At the peak of the crisis, at least 4,500 Haitians were stuck in Tijuana, with civil society groups and individuals assuming most of the burden of caring for them.
Now, with more than that number of migrants expected to gather in Tijuana and other northern Baja California municipalities in the coming days, the authorities could face a more severe situation.
“We feel that the same or worse is going to happen,” Mr. Palencia said. Mexico’s Interior Ministry declined to comment on the matter.
Meanwhile, the migrants who have arrived faced an array of difficult choices. First and foremost: Where to sleep?
Olvin Joel Lobo Reyes, 21, who said he left Honduras because of poverty and was seeking a job in the United States, arrived on Tuesday among a group of about 350 caravan migrants. He spent the night in a small shelter in downtown Tijuana that had no running water, and was planning to try his luck on Wednesday in Playas, a borough in western Tijuana.
As for achieving his goal of getting a job in the United States, he had not figured out how he was going to do that. He was planning to wait for the bulk of the caravan to arrive because his understanding was that the group would march to the border en masse “and see what Trump says.”
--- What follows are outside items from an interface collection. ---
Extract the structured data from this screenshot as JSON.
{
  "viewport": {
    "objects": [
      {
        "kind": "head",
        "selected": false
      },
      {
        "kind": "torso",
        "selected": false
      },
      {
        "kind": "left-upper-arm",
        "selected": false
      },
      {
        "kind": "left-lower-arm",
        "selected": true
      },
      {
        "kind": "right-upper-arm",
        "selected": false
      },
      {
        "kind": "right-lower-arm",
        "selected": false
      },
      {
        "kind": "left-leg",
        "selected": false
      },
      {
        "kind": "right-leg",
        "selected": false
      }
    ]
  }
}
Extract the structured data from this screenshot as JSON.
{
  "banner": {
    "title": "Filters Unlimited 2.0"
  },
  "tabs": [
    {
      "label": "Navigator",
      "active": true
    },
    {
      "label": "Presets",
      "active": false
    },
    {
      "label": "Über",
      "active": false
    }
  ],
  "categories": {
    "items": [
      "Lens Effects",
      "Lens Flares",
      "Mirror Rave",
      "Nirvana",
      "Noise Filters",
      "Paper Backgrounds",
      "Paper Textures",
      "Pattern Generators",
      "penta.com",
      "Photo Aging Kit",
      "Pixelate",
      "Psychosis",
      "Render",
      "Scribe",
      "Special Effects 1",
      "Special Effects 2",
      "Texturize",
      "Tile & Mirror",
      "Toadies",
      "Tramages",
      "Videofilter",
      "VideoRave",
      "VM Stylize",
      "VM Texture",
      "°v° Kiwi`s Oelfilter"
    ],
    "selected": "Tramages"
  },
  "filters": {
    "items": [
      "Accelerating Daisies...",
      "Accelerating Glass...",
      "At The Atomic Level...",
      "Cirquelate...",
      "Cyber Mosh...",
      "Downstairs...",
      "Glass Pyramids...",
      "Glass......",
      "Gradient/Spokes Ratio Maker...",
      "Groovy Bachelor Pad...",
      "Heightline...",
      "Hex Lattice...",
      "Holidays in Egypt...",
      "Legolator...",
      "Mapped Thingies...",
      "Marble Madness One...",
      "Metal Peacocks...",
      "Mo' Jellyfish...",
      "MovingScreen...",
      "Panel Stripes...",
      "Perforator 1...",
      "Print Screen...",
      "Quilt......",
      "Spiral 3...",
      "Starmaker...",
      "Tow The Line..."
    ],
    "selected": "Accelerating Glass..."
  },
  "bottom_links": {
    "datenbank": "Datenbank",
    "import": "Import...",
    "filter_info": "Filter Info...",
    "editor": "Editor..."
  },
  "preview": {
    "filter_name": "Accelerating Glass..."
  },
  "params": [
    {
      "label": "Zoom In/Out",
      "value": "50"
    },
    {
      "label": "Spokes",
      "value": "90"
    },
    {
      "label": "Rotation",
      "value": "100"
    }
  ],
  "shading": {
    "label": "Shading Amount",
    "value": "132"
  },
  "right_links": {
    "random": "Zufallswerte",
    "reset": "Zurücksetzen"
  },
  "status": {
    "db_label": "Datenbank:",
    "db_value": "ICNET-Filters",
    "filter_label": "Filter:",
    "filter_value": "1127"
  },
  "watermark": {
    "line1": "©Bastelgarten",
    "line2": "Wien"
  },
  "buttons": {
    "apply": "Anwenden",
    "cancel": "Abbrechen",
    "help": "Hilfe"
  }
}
He, like many migrants, hoped that the force of the gesture would persuade the American authorities to relent and let them in. If that didn’t happen, he had a Plan B: to stay in Mexico and look for work. And even a Plan C: to sneak across the American border with the aid of a smuggler.
For now, however, he was going to bide his time and figure out the best move.
“Thanks to God, we made it,” he said. “All will be defined here.”